◆ About this task: Of the lines below, report only those that contain "Directory".

(Dataset rows describing interfaces)
--*--
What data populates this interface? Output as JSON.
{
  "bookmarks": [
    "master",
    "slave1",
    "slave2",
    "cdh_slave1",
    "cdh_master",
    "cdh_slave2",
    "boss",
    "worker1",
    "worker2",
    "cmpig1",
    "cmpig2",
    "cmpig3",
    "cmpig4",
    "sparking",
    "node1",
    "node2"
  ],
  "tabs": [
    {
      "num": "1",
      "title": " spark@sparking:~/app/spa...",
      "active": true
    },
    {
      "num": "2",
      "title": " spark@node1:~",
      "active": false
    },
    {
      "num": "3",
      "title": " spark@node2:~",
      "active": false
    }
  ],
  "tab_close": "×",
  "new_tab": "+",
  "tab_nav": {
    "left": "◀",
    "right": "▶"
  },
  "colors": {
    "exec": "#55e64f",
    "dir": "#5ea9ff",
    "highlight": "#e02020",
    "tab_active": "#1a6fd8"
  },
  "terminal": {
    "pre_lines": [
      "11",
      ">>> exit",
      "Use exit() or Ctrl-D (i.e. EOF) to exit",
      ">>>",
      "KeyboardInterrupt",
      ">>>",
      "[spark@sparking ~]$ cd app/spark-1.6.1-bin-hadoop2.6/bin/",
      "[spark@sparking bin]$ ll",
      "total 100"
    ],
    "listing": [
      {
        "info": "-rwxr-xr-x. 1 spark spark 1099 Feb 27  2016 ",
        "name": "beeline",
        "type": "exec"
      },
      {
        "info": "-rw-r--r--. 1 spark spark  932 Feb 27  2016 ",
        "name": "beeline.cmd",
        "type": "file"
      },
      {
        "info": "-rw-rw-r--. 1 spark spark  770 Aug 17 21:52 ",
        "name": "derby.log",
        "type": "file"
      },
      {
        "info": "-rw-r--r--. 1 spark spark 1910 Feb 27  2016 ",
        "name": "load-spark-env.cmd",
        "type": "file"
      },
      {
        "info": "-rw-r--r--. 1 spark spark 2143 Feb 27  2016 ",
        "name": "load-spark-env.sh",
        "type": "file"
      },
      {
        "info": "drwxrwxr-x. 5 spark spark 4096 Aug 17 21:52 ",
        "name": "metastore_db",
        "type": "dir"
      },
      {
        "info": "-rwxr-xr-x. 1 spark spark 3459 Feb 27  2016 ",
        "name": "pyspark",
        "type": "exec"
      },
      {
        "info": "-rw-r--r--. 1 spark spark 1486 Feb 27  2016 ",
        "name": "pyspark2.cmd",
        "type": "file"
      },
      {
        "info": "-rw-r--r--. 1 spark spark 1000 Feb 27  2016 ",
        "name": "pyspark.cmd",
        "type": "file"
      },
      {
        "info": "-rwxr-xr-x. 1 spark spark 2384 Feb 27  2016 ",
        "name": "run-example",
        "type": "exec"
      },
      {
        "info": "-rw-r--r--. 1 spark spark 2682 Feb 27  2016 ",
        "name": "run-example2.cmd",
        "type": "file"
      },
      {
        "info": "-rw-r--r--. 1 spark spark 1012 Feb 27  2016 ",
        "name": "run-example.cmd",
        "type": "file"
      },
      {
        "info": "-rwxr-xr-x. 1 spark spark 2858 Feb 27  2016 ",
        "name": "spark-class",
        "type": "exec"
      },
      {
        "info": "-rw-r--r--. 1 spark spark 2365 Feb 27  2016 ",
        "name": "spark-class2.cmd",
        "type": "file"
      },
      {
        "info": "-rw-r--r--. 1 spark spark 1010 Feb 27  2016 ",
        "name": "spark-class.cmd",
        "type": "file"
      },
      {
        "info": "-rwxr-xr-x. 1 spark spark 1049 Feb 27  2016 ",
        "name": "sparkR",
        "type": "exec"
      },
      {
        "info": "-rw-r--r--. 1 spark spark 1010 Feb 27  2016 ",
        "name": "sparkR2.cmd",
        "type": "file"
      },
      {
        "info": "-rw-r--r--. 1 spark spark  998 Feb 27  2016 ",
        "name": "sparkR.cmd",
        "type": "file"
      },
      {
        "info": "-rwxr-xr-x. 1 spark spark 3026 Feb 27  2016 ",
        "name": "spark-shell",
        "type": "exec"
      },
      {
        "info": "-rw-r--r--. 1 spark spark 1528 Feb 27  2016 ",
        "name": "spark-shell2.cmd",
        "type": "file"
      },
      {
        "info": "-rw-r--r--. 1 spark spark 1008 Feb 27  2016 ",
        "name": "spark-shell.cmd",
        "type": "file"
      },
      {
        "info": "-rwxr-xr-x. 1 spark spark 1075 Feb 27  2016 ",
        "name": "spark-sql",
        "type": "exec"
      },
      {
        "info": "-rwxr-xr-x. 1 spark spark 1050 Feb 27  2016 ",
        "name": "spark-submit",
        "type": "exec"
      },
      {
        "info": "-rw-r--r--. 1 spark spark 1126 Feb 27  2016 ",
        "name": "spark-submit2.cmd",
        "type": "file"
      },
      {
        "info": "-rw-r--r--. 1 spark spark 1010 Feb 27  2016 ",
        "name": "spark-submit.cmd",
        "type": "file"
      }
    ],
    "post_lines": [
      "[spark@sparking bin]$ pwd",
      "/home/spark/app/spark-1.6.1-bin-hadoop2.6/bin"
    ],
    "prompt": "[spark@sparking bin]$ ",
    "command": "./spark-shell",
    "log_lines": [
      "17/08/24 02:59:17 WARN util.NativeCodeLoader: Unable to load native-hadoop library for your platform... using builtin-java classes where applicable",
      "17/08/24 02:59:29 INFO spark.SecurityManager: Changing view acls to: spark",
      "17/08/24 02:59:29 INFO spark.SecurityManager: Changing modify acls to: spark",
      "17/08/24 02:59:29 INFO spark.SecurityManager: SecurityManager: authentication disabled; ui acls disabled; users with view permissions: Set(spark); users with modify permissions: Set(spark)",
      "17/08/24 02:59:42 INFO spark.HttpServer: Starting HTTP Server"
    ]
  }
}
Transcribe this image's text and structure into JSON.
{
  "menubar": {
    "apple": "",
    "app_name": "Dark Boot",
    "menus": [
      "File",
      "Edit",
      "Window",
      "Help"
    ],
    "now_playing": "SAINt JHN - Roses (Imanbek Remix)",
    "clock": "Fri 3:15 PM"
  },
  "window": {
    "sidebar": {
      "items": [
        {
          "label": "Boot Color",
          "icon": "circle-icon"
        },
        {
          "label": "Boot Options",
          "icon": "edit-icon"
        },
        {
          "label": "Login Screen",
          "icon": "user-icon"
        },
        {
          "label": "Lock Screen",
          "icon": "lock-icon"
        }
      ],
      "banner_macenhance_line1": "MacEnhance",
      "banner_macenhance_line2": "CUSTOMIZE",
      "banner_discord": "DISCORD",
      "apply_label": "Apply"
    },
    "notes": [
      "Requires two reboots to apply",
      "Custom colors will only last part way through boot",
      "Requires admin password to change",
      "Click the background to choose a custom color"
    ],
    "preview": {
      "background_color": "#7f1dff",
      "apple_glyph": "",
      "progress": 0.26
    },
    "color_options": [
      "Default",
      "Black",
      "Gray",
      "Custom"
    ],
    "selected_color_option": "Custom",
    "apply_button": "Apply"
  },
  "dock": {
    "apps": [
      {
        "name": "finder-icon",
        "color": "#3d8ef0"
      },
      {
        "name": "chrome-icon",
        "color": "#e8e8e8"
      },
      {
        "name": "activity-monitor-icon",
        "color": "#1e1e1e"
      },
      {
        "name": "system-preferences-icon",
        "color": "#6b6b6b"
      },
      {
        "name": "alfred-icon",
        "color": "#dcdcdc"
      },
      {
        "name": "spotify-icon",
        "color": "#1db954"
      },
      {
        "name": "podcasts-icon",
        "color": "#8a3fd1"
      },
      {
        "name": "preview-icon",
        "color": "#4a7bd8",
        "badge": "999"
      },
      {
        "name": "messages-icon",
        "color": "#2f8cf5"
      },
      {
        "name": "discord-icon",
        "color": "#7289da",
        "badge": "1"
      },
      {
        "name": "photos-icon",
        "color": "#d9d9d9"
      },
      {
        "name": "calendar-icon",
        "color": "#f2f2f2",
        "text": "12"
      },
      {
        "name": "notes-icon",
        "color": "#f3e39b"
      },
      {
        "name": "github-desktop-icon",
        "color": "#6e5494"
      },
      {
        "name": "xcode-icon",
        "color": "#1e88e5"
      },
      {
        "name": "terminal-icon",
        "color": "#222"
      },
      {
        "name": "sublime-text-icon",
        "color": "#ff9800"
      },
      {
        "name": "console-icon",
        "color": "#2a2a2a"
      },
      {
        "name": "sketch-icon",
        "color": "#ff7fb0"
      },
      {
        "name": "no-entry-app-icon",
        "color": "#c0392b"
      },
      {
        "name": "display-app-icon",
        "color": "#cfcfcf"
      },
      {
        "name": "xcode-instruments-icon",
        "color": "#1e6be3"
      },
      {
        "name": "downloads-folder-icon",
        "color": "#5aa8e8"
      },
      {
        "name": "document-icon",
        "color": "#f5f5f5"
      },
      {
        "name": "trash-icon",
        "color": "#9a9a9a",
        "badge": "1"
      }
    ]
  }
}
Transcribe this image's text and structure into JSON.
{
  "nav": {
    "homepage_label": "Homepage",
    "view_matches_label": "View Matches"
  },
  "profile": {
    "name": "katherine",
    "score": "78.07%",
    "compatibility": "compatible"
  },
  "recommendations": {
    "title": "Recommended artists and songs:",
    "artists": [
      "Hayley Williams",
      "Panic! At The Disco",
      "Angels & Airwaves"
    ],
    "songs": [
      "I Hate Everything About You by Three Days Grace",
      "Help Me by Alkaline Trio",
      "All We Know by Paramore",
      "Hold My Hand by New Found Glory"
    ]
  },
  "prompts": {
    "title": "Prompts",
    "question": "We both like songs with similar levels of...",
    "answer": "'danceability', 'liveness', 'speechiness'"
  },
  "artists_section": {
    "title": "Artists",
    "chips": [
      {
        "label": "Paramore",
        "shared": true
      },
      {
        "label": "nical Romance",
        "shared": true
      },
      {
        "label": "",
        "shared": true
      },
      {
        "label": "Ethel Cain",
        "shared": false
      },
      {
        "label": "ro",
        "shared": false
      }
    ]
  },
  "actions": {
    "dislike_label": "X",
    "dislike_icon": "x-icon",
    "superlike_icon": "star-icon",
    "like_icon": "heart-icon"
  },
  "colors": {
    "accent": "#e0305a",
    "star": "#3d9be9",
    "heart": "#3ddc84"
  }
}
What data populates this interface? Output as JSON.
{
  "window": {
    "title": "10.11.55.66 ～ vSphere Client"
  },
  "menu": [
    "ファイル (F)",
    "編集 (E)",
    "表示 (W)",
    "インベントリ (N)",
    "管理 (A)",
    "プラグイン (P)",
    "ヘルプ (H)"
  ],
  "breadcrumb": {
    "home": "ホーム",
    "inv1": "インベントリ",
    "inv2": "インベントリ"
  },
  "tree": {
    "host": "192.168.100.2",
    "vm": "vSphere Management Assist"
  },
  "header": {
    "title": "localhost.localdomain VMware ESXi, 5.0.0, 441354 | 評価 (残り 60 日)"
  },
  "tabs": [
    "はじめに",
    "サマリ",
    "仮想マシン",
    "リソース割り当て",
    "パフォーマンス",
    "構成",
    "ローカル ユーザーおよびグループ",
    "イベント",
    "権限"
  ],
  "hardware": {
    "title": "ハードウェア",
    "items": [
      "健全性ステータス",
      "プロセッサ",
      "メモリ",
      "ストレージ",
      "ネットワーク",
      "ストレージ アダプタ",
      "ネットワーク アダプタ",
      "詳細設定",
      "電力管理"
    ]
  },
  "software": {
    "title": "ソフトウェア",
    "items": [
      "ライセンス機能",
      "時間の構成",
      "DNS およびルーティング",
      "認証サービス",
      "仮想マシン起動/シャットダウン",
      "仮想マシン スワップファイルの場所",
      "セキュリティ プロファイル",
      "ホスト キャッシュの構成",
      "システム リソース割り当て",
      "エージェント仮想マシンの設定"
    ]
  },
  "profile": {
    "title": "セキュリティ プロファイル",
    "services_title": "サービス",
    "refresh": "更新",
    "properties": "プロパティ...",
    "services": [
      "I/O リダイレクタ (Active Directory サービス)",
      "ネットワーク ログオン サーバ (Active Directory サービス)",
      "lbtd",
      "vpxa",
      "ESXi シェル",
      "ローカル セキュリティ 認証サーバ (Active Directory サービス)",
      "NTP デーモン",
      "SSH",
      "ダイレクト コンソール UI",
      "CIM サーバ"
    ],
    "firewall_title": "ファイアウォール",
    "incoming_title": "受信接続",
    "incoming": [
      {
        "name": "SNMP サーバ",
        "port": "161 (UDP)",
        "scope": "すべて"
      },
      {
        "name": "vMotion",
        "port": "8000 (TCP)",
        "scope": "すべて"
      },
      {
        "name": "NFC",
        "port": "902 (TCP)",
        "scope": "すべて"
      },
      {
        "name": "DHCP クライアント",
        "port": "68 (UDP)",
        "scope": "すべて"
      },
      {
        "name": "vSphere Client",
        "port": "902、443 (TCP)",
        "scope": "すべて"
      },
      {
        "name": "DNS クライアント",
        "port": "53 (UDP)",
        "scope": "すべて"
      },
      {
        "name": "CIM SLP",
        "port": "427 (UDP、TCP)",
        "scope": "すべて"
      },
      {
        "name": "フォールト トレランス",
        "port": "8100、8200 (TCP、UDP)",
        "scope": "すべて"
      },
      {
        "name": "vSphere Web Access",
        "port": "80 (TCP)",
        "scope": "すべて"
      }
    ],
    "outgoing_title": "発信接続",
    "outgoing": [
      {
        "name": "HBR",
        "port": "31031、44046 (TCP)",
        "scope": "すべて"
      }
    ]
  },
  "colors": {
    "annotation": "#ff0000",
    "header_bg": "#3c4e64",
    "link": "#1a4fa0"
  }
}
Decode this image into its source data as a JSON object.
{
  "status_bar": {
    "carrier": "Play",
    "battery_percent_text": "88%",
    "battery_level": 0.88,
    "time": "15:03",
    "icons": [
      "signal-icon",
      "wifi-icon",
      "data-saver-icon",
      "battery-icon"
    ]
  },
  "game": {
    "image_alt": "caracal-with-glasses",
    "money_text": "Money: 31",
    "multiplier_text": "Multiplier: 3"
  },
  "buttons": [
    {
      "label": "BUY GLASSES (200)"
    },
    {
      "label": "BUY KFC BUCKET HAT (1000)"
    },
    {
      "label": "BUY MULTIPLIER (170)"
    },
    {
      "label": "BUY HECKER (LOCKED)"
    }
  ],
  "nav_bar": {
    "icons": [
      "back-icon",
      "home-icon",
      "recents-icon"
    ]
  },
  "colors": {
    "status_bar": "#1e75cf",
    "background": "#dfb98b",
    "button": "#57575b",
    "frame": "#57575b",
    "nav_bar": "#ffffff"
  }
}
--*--
◆ Response to this task:
      "I/O リダイレクタ (Active Directory サービス)",
      "ネットワーク ログオン サーバ (Active Directory サービス)",
      "ローカル セキュリティ 認証サーバ (Active Directory サービス)",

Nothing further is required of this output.